Annual Report Tucson J 2018 - Page 7

EARLY CHILDHOOD EDUCATION JOLINE RIDDLE | DIRECTOR OF EARLY CHILDHOOD 2018 was our year to sharpen and expand our strong early childhood program, events, and professional development that represent our philosophy of learning and community. Our goal is to always look for new engagements that enhance our commitment to families. We are committed to the JCCA Sheva Framework and demonstrate this commitment to families, children, and faculty: Families are a vital part of education, children are agents of their own learning, and faculty are professionals in our community. We are framed by the JCCA Sheva seven core elements: politics, these relationships are enacted through mutual understanding of specific rights and responsibilities. But covenantal relationships are valued in and of themselves, not just as a means to realize other ends. Our lives revolve around our inescapable relationships to our environment, our families, our friends, our colleagues, and our world. Both our personal and professional lives are enriched by bringing relationships in which we feel a true sense of security; relationships in which our individuality is honored, our opinions are heard, our needs are considered. Children as Constructivist Learners, Early Childhood Directors ~Sheva Center, for the Advancement of Early Education as Visionaries, Early Childhood Educators as Professionals, Professionals Families as Engaged Partners, Environments as Inspiration for Inquiry, discoverCATCH as Sh’mirat aGuf and Israel as a Source and Resource. Our faculty is comfortable with the language and support that is provided by this learning framework. We are able to reflect on our work with families and children using Sheva elements and now with a more focused look on the Sheva lenses: • Tzelem Elohim – Divine Image • D’rash – Interpretation • B’rit – Covenant • Masa – Journey • Hit’orerut – Awakening • K’dushah – Holiness • Tikkun Olam – Repair the World We are able to use the elements to view our daily strengths and struggles with the lenses as our guide.
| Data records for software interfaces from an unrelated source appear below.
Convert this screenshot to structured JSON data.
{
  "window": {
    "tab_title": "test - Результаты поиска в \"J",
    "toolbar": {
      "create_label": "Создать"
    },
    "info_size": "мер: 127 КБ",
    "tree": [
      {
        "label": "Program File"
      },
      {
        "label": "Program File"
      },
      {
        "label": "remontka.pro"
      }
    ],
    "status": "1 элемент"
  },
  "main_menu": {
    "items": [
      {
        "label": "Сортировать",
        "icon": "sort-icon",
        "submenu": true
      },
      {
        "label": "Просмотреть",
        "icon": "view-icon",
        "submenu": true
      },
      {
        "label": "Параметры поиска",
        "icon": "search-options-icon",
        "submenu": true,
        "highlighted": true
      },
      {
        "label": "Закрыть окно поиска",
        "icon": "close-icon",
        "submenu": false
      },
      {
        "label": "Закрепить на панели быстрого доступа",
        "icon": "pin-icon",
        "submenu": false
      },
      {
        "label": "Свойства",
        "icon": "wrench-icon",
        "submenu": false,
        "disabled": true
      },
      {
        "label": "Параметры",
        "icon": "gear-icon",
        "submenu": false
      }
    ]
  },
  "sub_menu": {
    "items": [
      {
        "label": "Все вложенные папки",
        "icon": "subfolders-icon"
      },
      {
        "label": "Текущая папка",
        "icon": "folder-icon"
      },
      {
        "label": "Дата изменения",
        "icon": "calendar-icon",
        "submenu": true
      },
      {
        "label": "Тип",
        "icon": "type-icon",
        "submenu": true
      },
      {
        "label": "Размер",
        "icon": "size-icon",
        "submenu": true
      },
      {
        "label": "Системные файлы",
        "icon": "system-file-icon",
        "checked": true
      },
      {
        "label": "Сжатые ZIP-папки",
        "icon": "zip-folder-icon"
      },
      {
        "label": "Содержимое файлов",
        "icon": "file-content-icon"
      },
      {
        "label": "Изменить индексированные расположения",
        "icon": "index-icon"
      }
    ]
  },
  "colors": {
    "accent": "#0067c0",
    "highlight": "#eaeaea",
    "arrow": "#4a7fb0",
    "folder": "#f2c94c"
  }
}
I like to think of our work with families, children, and co-workers through one of the lenses: B’rit (Covenant): The Hebrew word “b’rit” means “covenant.” A covenantal relationship enables us to partner with others in pursuit of shared vision, to grow, to risk, and to communicate with honesty. Like many relationships typical of business and